MathOverflow is a question and answer site for professional mathematicians. It's 100% free, no registration required.

Sign up
Here's how it works:
  1. Anybody can ask a question
  2. Anybody can answer
  3. The best answers are voted up and rise to the top

Let me recall a result due to I. Schur, which I learnt from F. Goldberg's answer to my MO question Hadamard-like inequalites for positive definite symmetric matrices. If $H$ is a subgroup of $\frak S_n$ and $\chi$ is an irreducible complex character over $H$, define $$d_\chi(S)=\frac1{\chi(e)}\sum_{g\in H}\chi(g)\prod_{i=1}^ns_{ig(i)}.$$ Then for every $S\in SPD_n$, we have $$\det(S)\le d_\chi(S).$$ Notice that if $H=\frak S_n$ and $\chi$ is the signature, then $d_\chi$ is the determinant. Thus $\det$ is the smallest element among the $d_\chi$'s. If instead $\chi={\bf1}$, then $d_\chi$ is the permanent. If $H=(e)$, Schur's inequality is just the Hadamard inequality $$\det S\le\prod_is_{ii}.$$

Given $n$, there are many distinct $d_\chi$'s, even though several choices of the pair $(H,\chi)$ yield the same function. For instance, there are $11$ distinct functions if $n=3$.

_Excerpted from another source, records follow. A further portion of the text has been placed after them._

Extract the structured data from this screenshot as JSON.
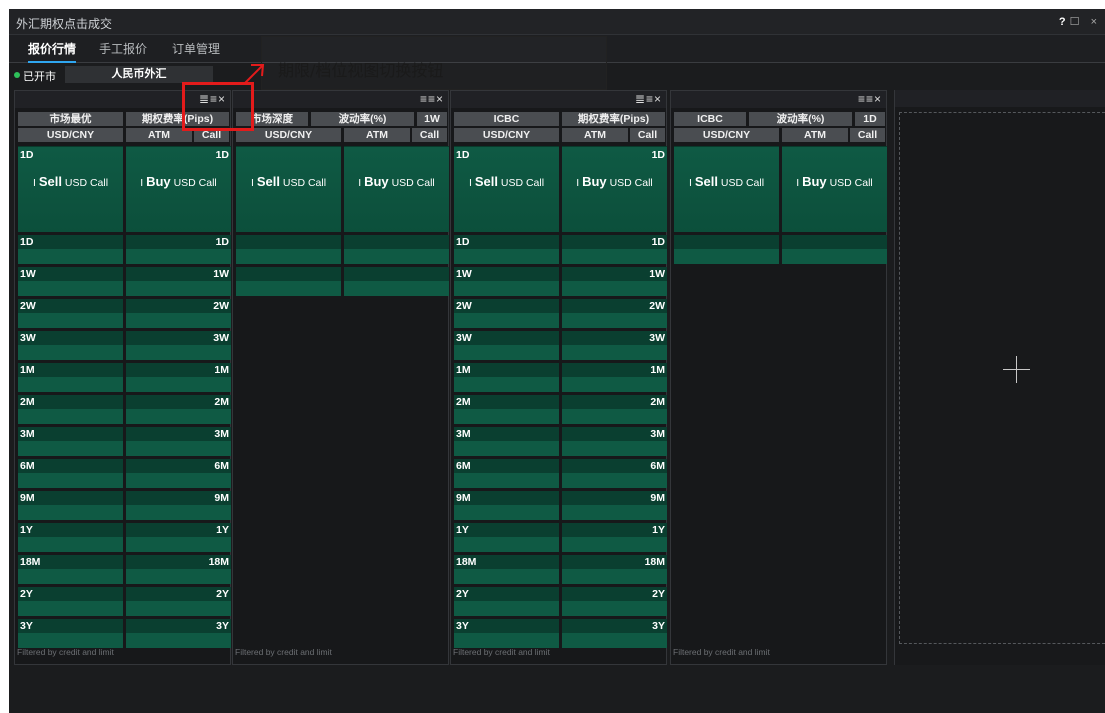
{
  "app": {
    "title": "外汇期权点击成交"
  },
  "window_controls": {
    "help": "?",
    "rest": "☐ ×"
  },
  "tabs": [
    {
      "label": "报价行情"
    },
    {
      "label": "手工报价"
    },
    {
      "label": "订单管理"
    }
  ],
  "status": {
    "label": "已开市",
    "market": "人民币外汇"
  },
  "annotation": {
    "text": "期限/档位视图切换按钮"
  },
  "footer_text": "Filtered by credit and limit",
  "panels": [
    {
      "icons": "≣≡×",
      "header1": [
        "市场最优",
        "期权费率(Pips)"
      ],
      "header2": [
        "USD/CNY",
        "ATM",
        "Call"
      ],
      "big_left_tenor": "1D",
      "big_right_tenor": "1D",
      "sell_prefix": "I ",
      "sell_label": "Sell",
      "sell_suffix": " USD Call",
      "buy_prefix": "I ",
      "buy_label": "Buy",
      "buy_suffix": " USD Call",
      "tenors": [
        "1D",
        "1W",
        "2W",
        "3W",
        "1M",
        "2M",
        "3M",
        "6M",
        "9M",
        "1Y",
        "18M",
        "2Y",
        "3Y"
      ]
    },
    {
      "icons": "≡≡×",
      "header1": [
        "市场深度",
        "波动率(%)",
        "1W"
      ],
      "header2": [
        "USD/CNY",
        "ATM",
        "Call"
      ],
      "big_left_tenor": "",
      "big_right_tenor": "",
      "sell_prefix": "I ",
      "sell_label": "Sell",
      "sell_suffix": " USD Call",
      "buy_prefix": "I ",
      "buy_label": "Buy",
      "buy_suffix": " USD Call",
      "tenors": [
        "",
        ""
      ]
    },
    {
      "icons": "≣≡×",
      "header1": [
        "ICBC",
        "期权费率(Pips)"
      ],
      "header2": [
        "USD/CNY",
        "ATM",
        "Call"
      ],
      "big_left_tenor": "1D",
      "big_right_tenor": "1D",
      "sell_prefix": "I ",
      "sell_label": "Sell",
      "sell_suffix": " USD Call",
      "buy_prefix": "I ",
      "buy_label": "Buy",
      "buy_suffix": " USD Call",
      "tenors": [
        "1D",
        "1W",
        "2W",
        "3W",
        "1M",
        "2M",
        "3M",
        "6M",
        "9M",
        "1Y",
        "18M",
        "2Y",
        "3Y"
      ]
    },
    {
      "icons": "≡≡×",
      "header1": [
        "ICBC",
        "波动率(%)",
        "1D"
      ],
      "header2": [
        "USD/CNY",
        "ATM",
        "Call"
      ],
      "big_left_tenor": "",
      "big_right_tenor": "",
      "sell_prefix": "I ",
      "sell_label": "Sell",
      "sell_suffix": " USD Call",
      "buy_prefix": "I ",
      "buy_label": "Buy",
      "buy_suffix": " USD Call",
      "tenors": [
        ""
      ]
    }
  ]
}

My question is whether the permanent is the largest element among the $d_\chi$'s. In other words, is it true that for every $S\in SPD_n$, we have $$d_\chi(S)\le{\rm per}(S)\quad ?$$

I checked the truth of this assertion if $n=2$, $n=3$, and also in quite a complicated case of $n=4$, where $H={\frak A}_4$ and $\chi\ne{\bf1}$ is a linear character.

share|cite|improve this question
up vote 13 down vote accepted

This question is better known as the permanental dominance conjecture and is still an open problem.

According to Zhan's survey, it has been confirmed for every irreducible character of $S_n$ for $n \le 13$. Another reference cited for this conjecture is this survey on open problems about permanents by Cheon and Wanless.

EDIT (added 12/10/2015): Incidentally, the closely related Soules's conjecture whose proof would yield the above permanental dominance (and which states that the largest eigenvalues of the Schur-product matrix of a given Hermitian semidefinite matrix $A$ equals the permanent of $A$), has been very recently shown to be false: check out this explicit counterexample!. (If the first link does not work, try this link on Dropbox)

share|cite|improve this answer
Many thanks for the additional references ! But the second one (the counterexample) is on a restricted site. Do you have a copy of it ? – Denis Serre Oct 13 '15 at 6:30
I added the links; the countex is very simple: use $v=(4-2i,2+3i,-4+4i,-3-4i,1)$ and $w=(2+4i,3i,2+4i,3i,-5+7i)$. Then set $A=vv^*+ww^*$. With this choice $\lambda_{\max}(\Pi(A))-\text{per}(A) \approx 1.37\times 10^7$, here $\Pi(A)$ denotes the Schur-product matrix. – Suvrit Oct 13 '15 at 12:59
Many thanks for the reference ! – Denis Serre Oct 13 '15 at 13:23
Just to make sure : the counterexample invalidates the Permanent on top (POT) conjecture by Soules, but it leaves open the permanent dominance conjecture. By the way, what is quantitatively important in the counterexample is the relative excess $(\lambda_\max-{\rm per})/{\rm per}$, which is about $2$ percent here. – Denis Serre Oct 13 '15 at 13:36
Yes, precisely. The POT (which I refer to as "Soules' conjecture" above) is falsified, but the permanental dominance asked in your question is still open (and I would be surprised if it were false!). The key insight (embarrassingly simple in hindsight) of the linked counterexample was to use complex matrices. I wrote a Matlab script to generate counterexamples, and it yields several more rank-2 $5\times5$ matrices as counterexamples. Though the relative errors I observed are typically around 1 to 1.5 percent.. – Suvrit Oct 13 '15 at 14:00

Your Answer


By posting your answer, you agree to the privacy policy and terms of service.

Not the answer you're looking for? Browse other questions tagged or ask your own question.